═════ Records for this task ═════
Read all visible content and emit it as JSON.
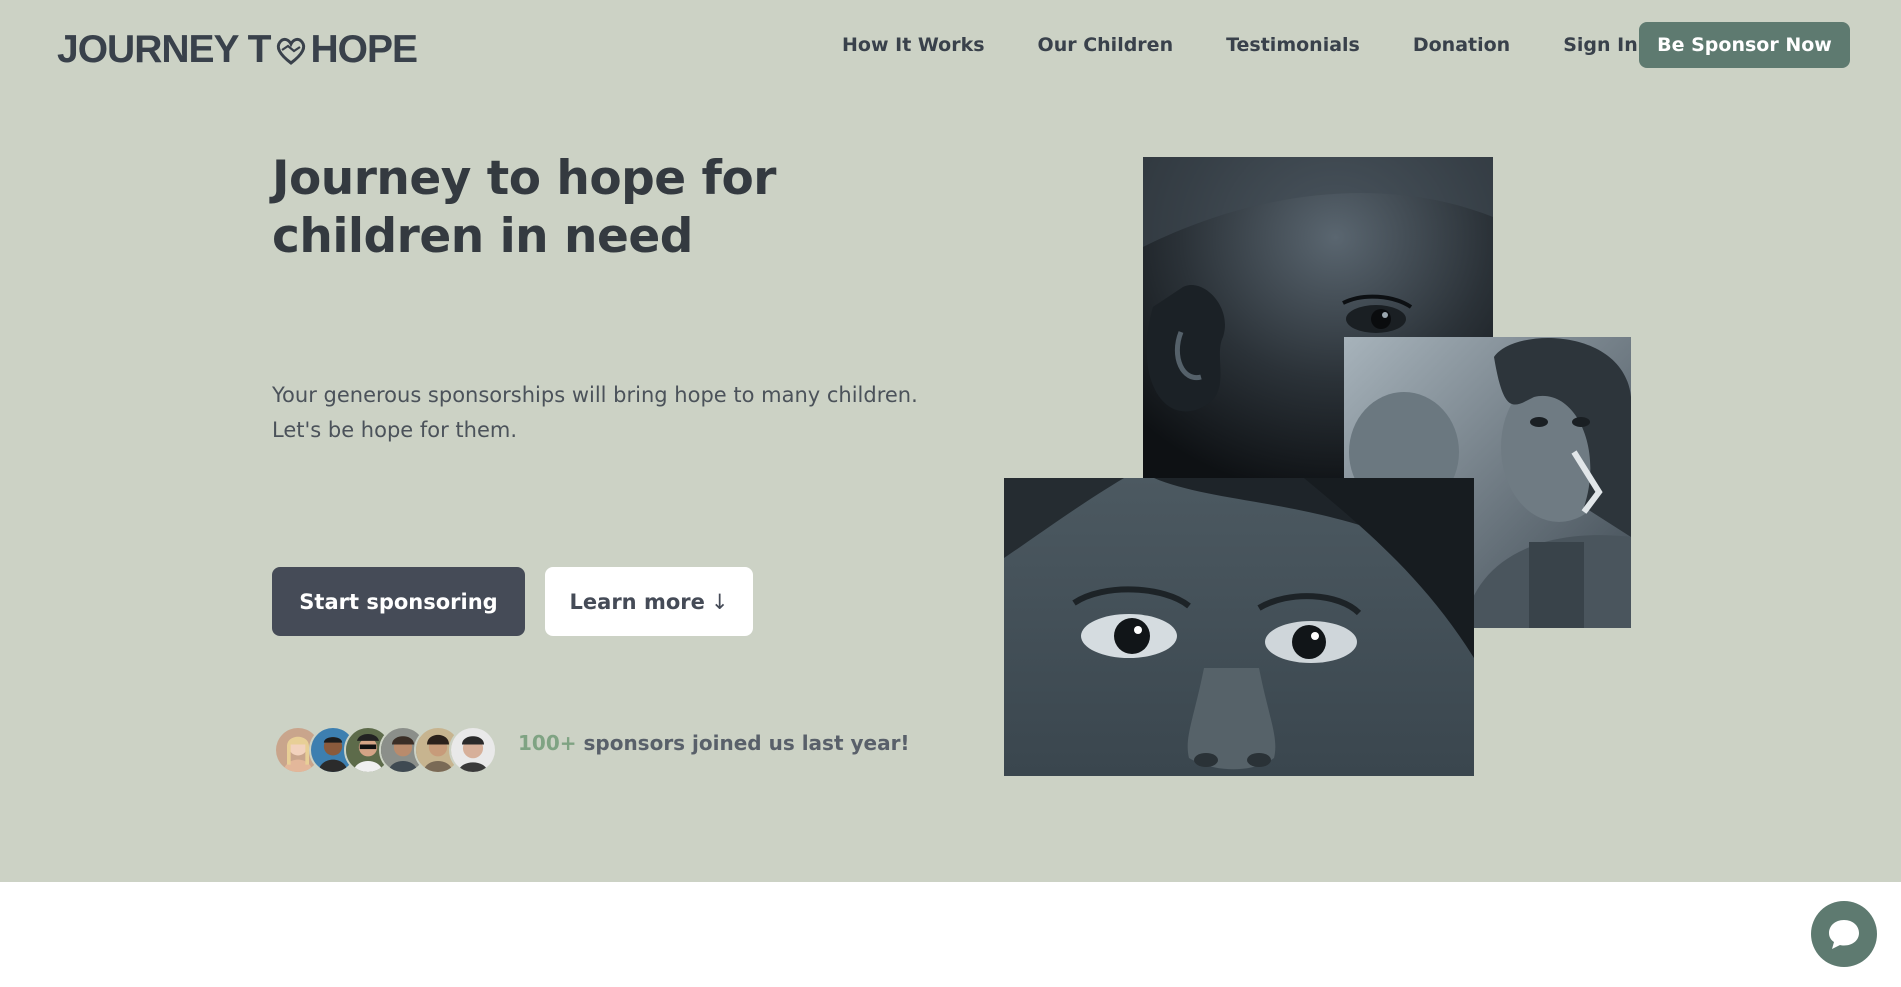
{
  "brand": {
    "logo_part1": "JOURNEY T",
    "logo_part2": "HOPE",
    "logo_heart_icon": "heart-hands-icon",
    "colors": {
      "hero_bg": "#ccd2c5",
      "accent": "#5e7a70",
      "dark_button": "#454b57",
      "count_green": "#7fa383"
    }
  },
  "nav": {
    "links": [
      "How It Works",
      "Our Children",
      "Testimonials",
      "Donation",
      "Sign In"
    ],
    "cta": "Be Sponsor Now"
  },
  "hero": {
    "title_line1": "Journey to hope for",
    "title_line2": "children in need",
    "subtitle_line1": "Your generous sponsorships will bring hope to many children.",
    "subtitle_line2": "Let's be hope for them.",
    "primary_button": "Start sponsoring",
    "secondary_button": "Learn more",
    "secondary_button_icon": "↓"
  },
  "sponsors": {
    "count": "100+",
    "text": " sponsors joined us last year!",
    "avatar_count": 6
  },
  "chat": {
    "icon": "chat-bubble-icon"
  }
}
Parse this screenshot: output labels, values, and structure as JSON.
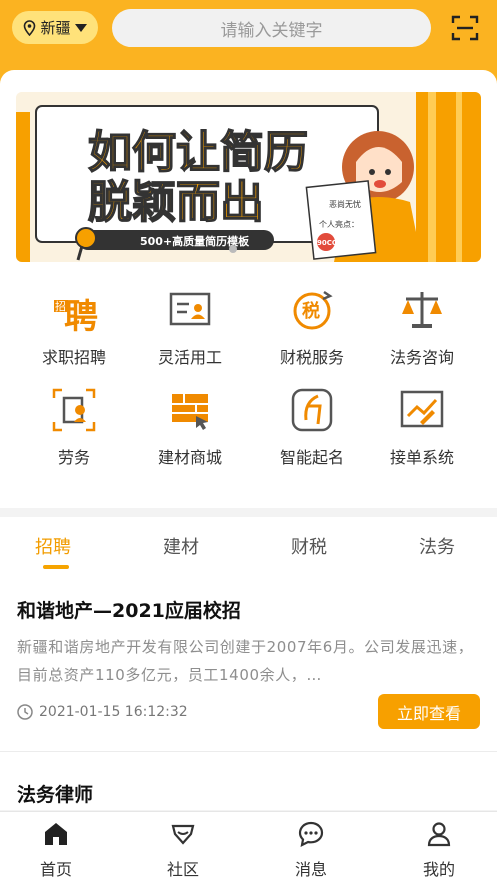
{
  "header": {
    "location": "新疆",
    "search_placeholder": "请输入关键字"
  },
  "banner": {
    "title_line1": "如何让简历",
    "title_line2": "脱颖而出",
    "tag": "500+高质量简历模板",
    "doc_label1": "恶尚无忧",
    "doc_label2": "个人亮点：",
    "stamp": "90CO"
  },
  "services": [
    {
      "label": "求职招聘",
      "icon": "recruit-icon"
    },
    {
      "label": "灵活用工",
      "icon": "flex-work-icon"
    },
    {
      "label": "财税服务",
      "icon": "tax-icon"
    },
    {
      "label": "法务咨询",
      "icon": "law-scale-icon"
    },
    {
      "label": "劳务",
      "icon": "labor-icon"
    },
    {
      "label": "建材商城",
      "icon": "building-store-icon"
    },
    {
      "label": "智能起名",
      "icon": "naming-icon"
    },
    {
      "label": "接单系统",
      "icon": "order-system-icon"
    }
  ],
  "recruit_badge": "招",
  "recruit_char": "聘",
  "tax_char": "税",
  "tabs": [
    "招聘",
    "建材",
    "财税",
    "法务"
  ],
  "active_tab": "招聘",
  "jobs": [
    {
      "title": "和谐地产—2021应届校招",
      "desc": "新疆和谐房地产开发有限公司创建于2007年6月。公司发展迅速，目前总资产110多亿元，员工1400余人，…",
      "time": "2021-01-15 16:12:32",
      "action": "立即查看"
    },
    {
      "title": "法务律师"
    }
  ],
  "bottom_nav": [
    {
      "label": "首页",
      "icon": "home-icon"
    },
    {
      "label": "社区",
      "icon": "community-icon"
    },
    {
      "label": "消息",
      "icon": "message-icon"
    },
    {
      "label": "我的",
      "icon": "profile-icon"
    }
  ],
  "colors": {
    "accent": "#f7a000",
    "header_bg": "#fbb321",
    "icon_orange": "#f08a00"
  }
}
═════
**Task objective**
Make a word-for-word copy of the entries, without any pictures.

**Exercise solution**
Read all visible content and emit it as JSON.
{
  "brand": {
    "logo_part1": "JOURNEY T",
    "logo_part2": "HOPE",
    "logo_heart_icon": "heart-hands-icon",
    "colors": {
      "hero_bg": "#ccd2c5",
      "accent": "#5e7a70",
      "dark_button": "#454b57",
      "count_green": "#7fa383"
    }
  },
  "nav": {
    "links": [
      "How It Works",
      "Our Children",
      "Testimonials",
      "Donation",
      "Sign In"
    ],
    "cta": "Be Sponsor Now"
  },
  "hero": {
    "title_line1": "Journey to hope for",
    "title_line2": "children in need",
    "subtitle_line1": "Your generous sponsorships will bring hope to many children.",
    "subtitle_line2": "Let's be hope for them.",
    "primary_button": "Start sponsoring",
    "secondary_button": "Learn more",
    "secondary_button_icon": "↓"
  },
  "sponsors": {
    "count": "100+",
    "text": " sponsors joined us last year!",
    "avatar_count": 6
  },
  "chat": {
    "icon": "chat-bubble-icon"
  }
}
Parse this screenshot: output labels, values, and structure as JSON.
{
  "header": {
    "location": "新疆",
    "search_placeholder": "请输入关键字"
  },
  "banner": {
    "title_line1": "如何让简历",
    "title_line2": "脱颖而出",
    "tag": "500+高质量简历模板",
    "doc_label1": "恶尚无忧",
    "doc_label2": "个人亮点：",
    "stamp": "90CO"
  },
  "services": [
    {
      "label": "求职招聘",
      "icon": "recruit-icon"
    },
    {
      "label": "灵活用工",
      "icon": "flex-work-icon"
    },
    {
      "label": "财税服务",
      "icon": "tax-icon"
    },
    {
      "label": "法务咨询",
      "icon": "law-scale-icon"
    },
    {
      "label": "劳务",
      "icon": "labor-icon"
    },
    {
      "label": "建材商城",
      "icon": "building-store-icon"
    },
    {
      "label": "智能起名",
      "icon": "naming-icon"
    },
    {
      "label": "接单系统",
      "icon": "order-system-icon"
    }
  ],
  "recruit_badge": "招",
  "recruit_char": "聘",
  "tax_char": "税",
  "tabs": [
    "招聘",
    "建材",
    "财税",
    "法务"
  ],
  "active_tab": "招聘",
  "jobs": [
    {
      "title": "和谐地产—2021应届校招",
      "desc": "新疆和谐房地产开发有限公司创建于2007年6月。公司发展迅速，目前总资产110多亿元，员工1400余人，…",
      "time": "2021-01-15 16:12:32",
      "action": "立即查看"
    },
    {
      "title": "法务律师"
    }
  ],
  "bottom_nav": [
    {
      "label": "首页",
      "icon": "home-icon"
    },
    {
      "label": "社区",
      "icon": "community-icon"
    },
    {
      "label": "消息",
      "icon": "message-icon"
    },
    {
      "label": "我的",
      "icon": "profile-icon"
    }
  ],
  "colors": {
    "accent": "#f7a000",
    "header_bg": "#fbb321",
    "icon_orange": "#f08a00"
  }
}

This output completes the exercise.